Page and application data records
-=-=-=-=-
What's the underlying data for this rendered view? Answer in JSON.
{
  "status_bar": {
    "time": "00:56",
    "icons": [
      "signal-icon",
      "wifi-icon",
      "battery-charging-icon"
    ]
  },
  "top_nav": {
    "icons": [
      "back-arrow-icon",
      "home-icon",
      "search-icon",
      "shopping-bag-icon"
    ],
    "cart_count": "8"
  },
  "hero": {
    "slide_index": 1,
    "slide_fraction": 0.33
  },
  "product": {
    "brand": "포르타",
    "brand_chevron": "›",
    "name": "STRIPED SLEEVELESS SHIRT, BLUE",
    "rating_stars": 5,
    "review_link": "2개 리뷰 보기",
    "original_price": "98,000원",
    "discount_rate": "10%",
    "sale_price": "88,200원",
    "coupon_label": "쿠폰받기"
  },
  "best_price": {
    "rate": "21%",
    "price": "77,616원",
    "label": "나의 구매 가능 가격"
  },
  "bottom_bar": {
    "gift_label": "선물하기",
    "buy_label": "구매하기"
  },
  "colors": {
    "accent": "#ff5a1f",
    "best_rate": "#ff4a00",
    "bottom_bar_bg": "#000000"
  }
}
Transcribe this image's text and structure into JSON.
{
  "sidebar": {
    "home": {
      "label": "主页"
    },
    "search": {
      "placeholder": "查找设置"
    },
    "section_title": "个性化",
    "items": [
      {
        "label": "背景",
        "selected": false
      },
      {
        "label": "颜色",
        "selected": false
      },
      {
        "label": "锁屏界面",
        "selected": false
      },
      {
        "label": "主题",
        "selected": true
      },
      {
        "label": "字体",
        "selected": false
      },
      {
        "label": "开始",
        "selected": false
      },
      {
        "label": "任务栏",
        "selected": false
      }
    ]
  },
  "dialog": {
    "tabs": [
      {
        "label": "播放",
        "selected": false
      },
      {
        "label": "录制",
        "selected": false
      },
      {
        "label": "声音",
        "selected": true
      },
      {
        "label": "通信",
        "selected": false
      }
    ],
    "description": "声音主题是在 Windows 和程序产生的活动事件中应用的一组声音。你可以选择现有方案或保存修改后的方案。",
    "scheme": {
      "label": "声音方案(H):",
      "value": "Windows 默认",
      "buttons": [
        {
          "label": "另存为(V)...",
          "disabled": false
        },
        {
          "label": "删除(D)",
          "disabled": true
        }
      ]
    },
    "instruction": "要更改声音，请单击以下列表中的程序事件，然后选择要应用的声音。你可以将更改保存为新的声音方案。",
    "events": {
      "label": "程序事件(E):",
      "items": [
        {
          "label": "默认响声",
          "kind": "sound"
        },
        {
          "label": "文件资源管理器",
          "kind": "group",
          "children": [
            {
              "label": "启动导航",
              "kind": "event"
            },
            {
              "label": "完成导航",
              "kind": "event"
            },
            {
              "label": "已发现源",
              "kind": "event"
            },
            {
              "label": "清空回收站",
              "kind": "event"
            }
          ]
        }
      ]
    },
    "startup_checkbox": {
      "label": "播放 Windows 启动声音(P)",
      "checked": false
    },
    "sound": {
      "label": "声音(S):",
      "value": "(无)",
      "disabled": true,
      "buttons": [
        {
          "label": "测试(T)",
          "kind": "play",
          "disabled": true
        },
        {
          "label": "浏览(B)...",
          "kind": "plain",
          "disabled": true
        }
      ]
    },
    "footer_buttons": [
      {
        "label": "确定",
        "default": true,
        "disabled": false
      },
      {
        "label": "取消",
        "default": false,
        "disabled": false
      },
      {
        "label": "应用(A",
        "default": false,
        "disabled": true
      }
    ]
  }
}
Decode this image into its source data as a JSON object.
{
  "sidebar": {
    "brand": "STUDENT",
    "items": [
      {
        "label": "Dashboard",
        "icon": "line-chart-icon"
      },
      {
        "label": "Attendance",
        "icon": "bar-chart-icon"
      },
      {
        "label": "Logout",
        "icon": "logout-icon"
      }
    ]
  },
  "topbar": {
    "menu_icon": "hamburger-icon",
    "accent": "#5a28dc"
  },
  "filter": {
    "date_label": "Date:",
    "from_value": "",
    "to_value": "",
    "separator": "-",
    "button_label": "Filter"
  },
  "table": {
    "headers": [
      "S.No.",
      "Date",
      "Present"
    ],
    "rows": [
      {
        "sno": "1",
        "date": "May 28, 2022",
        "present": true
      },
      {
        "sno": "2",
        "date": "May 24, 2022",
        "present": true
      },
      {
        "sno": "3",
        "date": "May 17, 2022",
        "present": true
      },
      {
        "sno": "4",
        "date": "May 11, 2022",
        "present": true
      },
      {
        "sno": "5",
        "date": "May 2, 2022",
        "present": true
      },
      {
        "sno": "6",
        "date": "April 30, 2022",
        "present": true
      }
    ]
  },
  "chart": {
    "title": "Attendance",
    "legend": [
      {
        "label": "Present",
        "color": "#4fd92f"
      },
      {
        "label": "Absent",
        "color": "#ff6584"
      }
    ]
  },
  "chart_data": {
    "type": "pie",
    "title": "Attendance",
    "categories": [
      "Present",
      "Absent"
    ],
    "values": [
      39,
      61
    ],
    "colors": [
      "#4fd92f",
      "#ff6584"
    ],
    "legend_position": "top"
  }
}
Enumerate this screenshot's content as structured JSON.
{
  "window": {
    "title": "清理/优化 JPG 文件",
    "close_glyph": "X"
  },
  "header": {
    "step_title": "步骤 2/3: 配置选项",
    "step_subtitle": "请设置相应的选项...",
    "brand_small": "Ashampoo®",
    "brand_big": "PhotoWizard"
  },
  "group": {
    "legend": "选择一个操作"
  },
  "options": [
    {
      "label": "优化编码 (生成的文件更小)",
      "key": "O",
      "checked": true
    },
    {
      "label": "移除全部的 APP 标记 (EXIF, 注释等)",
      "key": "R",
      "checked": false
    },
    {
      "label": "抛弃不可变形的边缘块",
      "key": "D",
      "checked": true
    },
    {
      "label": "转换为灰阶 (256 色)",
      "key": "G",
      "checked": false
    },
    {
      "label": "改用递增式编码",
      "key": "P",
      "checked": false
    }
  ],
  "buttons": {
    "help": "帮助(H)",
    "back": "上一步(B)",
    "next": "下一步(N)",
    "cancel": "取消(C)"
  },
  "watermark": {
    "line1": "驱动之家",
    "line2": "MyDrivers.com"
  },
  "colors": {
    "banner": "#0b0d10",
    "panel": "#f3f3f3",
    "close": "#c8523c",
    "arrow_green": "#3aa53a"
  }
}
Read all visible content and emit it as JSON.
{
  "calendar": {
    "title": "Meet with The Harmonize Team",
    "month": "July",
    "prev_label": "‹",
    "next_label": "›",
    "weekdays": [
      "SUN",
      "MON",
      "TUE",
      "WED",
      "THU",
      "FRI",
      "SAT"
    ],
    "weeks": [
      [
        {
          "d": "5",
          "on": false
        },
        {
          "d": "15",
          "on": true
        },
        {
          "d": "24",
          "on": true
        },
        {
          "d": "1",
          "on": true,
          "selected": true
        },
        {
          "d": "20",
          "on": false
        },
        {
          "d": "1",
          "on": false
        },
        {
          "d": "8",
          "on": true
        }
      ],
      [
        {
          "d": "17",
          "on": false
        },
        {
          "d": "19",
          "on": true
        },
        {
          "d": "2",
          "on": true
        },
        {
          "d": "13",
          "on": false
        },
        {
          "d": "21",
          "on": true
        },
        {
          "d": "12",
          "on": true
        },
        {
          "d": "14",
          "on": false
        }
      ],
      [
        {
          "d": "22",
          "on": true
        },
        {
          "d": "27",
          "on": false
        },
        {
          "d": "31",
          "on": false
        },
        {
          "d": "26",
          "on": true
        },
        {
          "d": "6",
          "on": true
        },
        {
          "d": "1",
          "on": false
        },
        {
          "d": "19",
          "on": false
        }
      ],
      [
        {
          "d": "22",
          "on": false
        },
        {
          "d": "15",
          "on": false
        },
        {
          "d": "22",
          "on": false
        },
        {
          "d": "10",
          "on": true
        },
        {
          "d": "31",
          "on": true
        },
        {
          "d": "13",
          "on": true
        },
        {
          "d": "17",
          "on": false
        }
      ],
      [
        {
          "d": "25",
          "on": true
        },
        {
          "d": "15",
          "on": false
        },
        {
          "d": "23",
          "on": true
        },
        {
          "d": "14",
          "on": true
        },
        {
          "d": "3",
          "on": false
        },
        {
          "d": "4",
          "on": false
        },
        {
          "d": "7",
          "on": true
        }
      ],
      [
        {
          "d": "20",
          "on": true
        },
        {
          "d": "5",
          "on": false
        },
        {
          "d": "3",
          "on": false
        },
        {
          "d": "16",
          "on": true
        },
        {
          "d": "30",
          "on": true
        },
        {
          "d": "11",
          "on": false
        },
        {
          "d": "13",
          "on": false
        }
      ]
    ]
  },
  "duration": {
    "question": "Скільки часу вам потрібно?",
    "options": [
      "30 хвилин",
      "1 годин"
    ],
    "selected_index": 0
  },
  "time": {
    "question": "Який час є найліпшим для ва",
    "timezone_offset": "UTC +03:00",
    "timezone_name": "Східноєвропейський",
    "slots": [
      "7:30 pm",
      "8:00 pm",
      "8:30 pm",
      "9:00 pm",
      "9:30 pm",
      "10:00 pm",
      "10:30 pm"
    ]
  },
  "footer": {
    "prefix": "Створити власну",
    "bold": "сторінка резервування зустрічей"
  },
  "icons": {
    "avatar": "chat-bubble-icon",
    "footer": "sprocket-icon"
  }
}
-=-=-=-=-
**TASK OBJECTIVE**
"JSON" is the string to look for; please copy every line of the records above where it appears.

**THE ANSWER**
What's the underlying data for this rendered view? Answer in JSON.
Transcribe this image's text and structure into JSON.
Decode this image into its source data as a JSON object.
Enumerate this screenshot's content as structured JSON.
Read all visible content and emit it as JSON.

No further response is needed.